ProjectsPast and current JFS projects


January 3, 2007


JFS's Vision - Sustainable Environment

The Environment is the mother of sustainability and it's the most important, all-encompassing factor.

Policies regarding the natural environment in 2050 have shifted towards maintaining the natural ecosystem and ensuring the diversity of wildlife. Native species, especially those which are endangered, are well protected.

Environmental Accounting has been applied to the wetlands and tidal flats that are the cradle of life, and a scientifically sound due diligence regarding the resources provided and the added value present there mean that they will not be destroyed or buried further. Rigorous environmental assessments ensure that unnecessary public work projects, indeed all destructive development, is a thing of the past.

In fact, current development projects are centered around repairing and preserving the natural environment. Old growth forests, the cornerstone of the ecosystem, are also protected, and the deep connection between forest and sea which forms the base for Japan's natural cycles has been revitalized.

Our perception of, and interaction with the environment has also changed. Focus has shifted to making use of and enhancing the wisdom cultivated by previous generations regarding living in harmony with the natural environment. Knowledge gained in places such as rice fields and other cultivated land, managed forests, land surrounding shrines and temples, irrigation waterways and other places where the balance between human life style and natural cycle are maintained, is passed on to the next generation.

Environmental Education has also taken some big steps forward, both in and out of the classroom, and general environmental literacy has markedly improved. Life is highly valued, and the concept of "Motttainai (Waste Not!)" has taken root. Leading an eco-friendly lifestyle through green purchasing is becoming the de-facto standard.

A shift in lifestyle towards one based on individual values, a paradigm shift in the social system and structural reform to create a sustainable economy have combined to create a well balanced social-environmental fabric. As a result, carbon dioxide emissions are reduced even beyond the goals agreed to in the Kyoto Protocol, waste is greatly reduced, and a positive cycle is established between the Environment and the Economy.

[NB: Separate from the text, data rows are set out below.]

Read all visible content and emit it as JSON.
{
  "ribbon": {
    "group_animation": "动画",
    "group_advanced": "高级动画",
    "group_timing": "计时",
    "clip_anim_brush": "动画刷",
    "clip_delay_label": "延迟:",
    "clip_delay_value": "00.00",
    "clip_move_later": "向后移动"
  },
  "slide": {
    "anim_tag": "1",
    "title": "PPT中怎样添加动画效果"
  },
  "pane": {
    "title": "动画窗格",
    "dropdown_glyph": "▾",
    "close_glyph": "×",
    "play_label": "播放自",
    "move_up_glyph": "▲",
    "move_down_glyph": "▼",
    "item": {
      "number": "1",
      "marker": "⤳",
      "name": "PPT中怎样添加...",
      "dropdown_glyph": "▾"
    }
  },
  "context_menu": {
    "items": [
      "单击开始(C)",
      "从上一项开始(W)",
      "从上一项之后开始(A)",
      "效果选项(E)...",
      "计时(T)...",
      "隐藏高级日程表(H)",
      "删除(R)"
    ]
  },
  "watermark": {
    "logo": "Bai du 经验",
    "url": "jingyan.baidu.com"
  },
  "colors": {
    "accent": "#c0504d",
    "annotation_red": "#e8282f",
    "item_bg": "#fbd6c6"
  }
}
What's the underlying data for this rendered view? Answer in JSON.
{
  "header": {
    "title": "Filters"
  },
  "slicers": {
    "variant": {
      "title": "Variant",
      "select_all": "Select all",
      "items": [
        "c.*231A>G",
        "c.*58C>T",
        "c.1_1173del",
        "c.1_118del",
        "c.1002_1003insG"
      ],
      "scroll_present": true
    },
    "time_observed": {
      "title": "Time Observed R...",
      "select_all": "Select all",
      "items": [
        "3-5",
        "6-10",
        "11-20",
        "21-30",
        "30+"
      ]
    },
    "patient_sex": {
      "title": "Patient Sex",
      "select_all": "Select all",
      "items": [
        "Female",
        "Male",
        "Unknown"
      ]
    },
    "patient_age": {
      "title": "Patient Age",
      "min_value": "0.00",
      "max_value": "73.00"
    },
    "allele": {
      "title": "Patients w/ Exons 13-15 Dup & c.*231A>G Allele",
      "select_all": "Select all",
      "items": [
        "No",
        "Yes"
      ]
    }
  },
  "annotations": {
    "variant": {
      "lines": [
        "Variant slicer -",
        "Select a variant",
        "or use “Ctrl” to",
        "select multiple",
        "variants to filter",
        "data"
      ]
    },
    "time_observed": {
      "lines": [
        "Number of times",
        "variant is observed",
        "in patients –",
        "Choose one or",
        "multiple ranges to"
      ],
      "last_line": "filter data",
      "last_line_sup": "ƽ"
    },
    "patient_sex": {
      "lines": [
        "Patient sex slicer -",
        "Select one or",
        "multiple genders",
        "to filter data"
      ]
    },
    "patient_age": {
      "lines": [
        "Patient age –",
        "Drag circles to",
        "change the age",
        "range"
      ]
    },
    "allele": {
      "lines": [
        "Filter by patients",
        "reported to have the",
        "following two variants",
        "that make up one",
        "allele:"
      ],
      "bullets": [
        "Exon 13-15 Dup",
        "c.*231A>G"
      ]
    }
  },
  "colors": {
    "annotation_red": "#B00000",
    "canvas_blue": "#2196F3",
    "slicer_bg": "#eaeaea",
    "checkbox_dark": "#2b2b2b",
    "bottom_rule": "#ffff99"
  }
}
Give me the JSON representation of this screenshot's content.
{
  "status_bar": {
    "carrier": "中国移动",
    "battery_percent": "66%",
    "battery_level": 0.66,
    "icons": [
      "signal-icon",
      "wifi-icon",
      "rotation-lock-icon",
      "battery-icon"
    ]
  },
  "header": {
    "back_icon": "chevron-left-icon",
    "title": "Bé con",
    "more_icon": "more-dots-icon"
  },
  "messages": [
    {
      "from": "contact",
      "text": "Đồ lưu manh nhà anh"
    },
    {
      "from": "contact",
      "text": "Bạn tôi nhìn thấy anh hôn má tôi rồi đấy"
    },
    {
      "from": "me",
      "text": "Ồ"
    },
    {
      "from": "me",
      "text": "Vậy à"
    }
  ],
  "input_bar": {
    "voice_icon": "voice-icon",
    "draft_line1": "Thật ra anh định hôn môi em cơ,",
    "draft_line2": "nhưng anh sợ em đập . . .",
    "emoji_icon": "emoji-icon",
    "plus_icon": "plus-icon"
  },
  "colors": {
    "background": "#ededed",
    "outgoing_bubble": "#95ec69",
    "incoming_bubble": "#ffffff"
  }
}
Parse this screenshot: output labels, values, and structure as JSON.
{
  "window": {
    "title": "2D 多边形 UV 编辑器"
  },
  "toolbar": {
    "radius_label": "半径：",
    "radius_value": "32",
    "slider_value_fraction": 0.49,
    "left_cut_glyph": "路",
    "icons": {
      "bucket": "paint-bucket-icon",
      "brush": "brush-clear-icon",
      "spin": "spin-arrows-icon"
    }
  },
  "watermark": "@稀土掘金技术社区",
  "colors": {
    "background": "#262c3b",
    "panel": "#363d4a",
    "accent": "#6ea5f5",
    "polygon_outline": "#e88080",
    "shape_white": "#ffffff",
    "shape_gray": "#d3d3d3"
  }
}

Cities are freed of the "heat island" phenomenon, and urban ozone formation is controlled.